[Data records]

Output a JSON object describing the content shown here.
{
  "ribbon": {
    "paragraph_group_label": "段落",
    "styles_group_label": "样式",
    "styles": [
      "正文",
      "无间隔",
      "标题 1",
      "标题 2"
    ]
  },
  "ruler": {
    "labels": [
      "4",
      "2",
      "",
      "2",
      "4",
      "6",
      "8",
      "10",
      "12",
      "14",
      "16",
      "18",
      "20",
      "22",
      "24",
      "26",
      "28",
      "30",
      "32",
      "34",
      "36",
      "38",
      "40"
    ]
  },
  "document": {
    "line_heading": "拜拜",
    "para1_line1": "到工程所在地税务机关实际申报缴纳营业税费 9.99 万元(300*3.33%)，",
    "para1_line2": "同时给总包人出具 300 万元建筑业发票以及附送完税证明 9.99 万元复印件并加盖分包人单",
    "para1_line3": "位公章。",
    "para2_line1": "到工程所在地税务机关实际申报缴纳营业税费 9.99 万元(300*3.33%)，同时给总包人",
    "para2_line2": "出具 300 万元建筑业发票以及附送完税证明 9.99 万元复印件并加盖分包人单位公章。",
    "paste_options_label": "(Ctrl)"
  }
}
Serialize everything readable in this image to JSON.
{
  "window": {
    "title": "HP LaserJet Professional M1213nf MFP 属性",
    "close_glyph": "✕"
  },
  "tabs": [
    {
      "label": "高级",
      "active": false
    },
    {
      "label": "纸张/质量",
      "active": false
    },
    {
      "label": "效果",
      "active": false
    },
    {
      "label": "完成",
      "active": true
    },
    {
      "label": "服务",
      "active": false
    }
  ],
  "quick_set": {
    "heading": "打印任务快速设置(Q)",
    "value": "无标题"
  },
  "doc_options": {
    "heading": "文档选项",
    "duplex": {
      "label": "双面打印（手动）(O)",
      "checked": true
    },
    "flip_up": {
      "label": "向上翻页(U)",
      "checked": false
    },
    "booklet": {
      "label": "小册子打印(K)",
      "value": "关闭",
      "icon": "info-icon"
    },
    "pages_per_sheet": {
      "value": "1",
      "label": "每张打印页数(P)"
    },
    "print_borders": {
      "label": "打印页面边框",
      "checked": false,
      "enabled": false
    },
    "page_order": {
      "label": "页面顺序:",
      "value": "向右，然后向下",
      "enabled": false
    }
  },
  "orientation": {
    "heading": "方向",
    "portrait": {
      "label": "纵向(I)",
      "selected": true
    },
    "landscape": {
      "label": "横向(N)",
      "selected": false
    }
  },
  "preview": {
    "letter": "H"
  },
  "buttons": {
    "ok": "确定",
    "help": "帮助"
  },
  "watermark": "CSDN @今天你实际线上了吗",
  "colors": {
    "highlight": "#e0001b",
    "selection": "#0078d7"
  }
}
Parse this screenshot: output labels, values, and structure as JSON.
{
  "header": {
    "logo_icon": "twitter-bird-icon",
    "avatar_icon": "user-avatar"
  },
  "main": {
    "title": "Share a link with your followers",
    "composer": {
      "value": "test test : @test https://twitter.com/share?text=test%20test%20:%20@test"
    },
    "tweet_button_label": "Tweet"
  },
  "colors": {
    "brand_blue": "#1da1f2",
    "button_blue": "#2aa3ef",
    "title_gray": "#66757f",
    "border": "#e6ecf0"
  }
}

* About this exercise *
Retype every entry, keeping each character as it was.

* Completed exercise *
Output a JSON object describing the content shown here.
{
  "ribbon": {
    "paragraph_group_label": "段落",
    "styles_group_label": "样式",
    "styles": [
      "正文",
      "无间隔",
      "标题 1",
      "标题 2"
    ]
  },
  "ruler": {
    "labels": [
      "4",
      "2",
      "",
      "2",
      "4",
      "6",
      "8",
      "10",
      "12",
      "14",
      "16",
      "18",
      "20",
      "22",
      "24",
      "26",
      "28",
      "30",
      "32",
      "34",
      "36",
      "38",
      "40"
    ]
  },
  "document": {
    "line_heading": "拜拜",
    "para1_line1": "到工程所在地税务机关实际申报缴纳营业税费 9.99 万元(300*3.33%)，",
    "para1_line2": "同时给总包人出具 300 万元建筑业发票以及附送完税证明 9.99 万元复印件并加盖分包人单",
    "para1_line3": "位公章。",
    "para2_line1": "到工程所在地税务机关实际申报缴纳营业税费 9.99 万元(300*3.33%)，同时给总包人",
    "para2_line2": "出具 300 万元建筑业发票以及附送完税证明 9.99 万元复印件并加盖分包人单位公章。",
    "paste_options_label": "(Ctrl)"
  }
}
Serialize everything readable in this image to JSON.
{
  "window": {
    "title": "HP LaserJet Professional M1213nf MFP 属性",
    "close_glyph": "✕"
  },
  "tabs": [
    {
      "label": "高级",
      "active": false
    },
    {
      "label": "纸张/质量",
      "active": false
    },
    {
      "label": "效果",
      "active": false
    },
    {
      "label": "完成",
      "active": true
    },
    {
      "label": "服务",
      "active": false
    }
  ],
  "quick_set": {
    "heading": "打印任务快速设置(Q)",
    "value": "无标题"
  },
  "doc_options": {
    "heading": "文档选项",
    "duplex": {
      "label": "双面打印（手动）(O)",
      "checked": true
    },
    "flip_up": {
      "label": "向上翻页(U)",
      "checked": false
    },
    "booklet": {
      "label": "小册子打印(K)",
      "value": "关闭",
      "icon": "info-icon"
    },
    "pages_per_sheet": {
      "value": "1",
      "label": "每张打印页数(P)"
    },
    "print_borders": {
      "label": "打印页面边框",
      "checked": false,
      "enabled": false
    },
    "page_order": {
      "label": "页面顺序:",
      "value": "向右，然后向下",
      "enabled": false
    }
  },
  "orientation": {
    "heading": "方向",
    "portrait": {
      "label": "纵向(I)",
      "selected": true
    },
    "landscape": {
      "label": "横向(N)",
      "selected": false
    }
  },
  "preview": {
    "letter": "H"
  },
  "buttons": {
    "ok": "确定",
    "help": "帮助"
  },
  "watermark": "CSDN @今天你实际线上了吗",
  "colors": {
    "highlight": "#e0001b",
    "selection": "#0078d7"
  }
}
Parse this screenshot: output labels, values, and structure as JSON.
{
  "header": {
    "logo_icon": "twitter-bird-icon",
    "avatar_icon": "user-avatar"
  },
  "main": {
    "title": "Share a link with your followers",
    "composer": {
      "value": "test test : @test https://twitter.com/share?text=test%20test%20:%20@test"
    },
    "tweet_button_label": "Tweet"
  },
  "colors": {
    "brand_blue": "#1da1f2",
    "button_blue": "#2aa3ef",
    "title_gray": "#66757f",
    "border": "#e6ecf0"
  }
}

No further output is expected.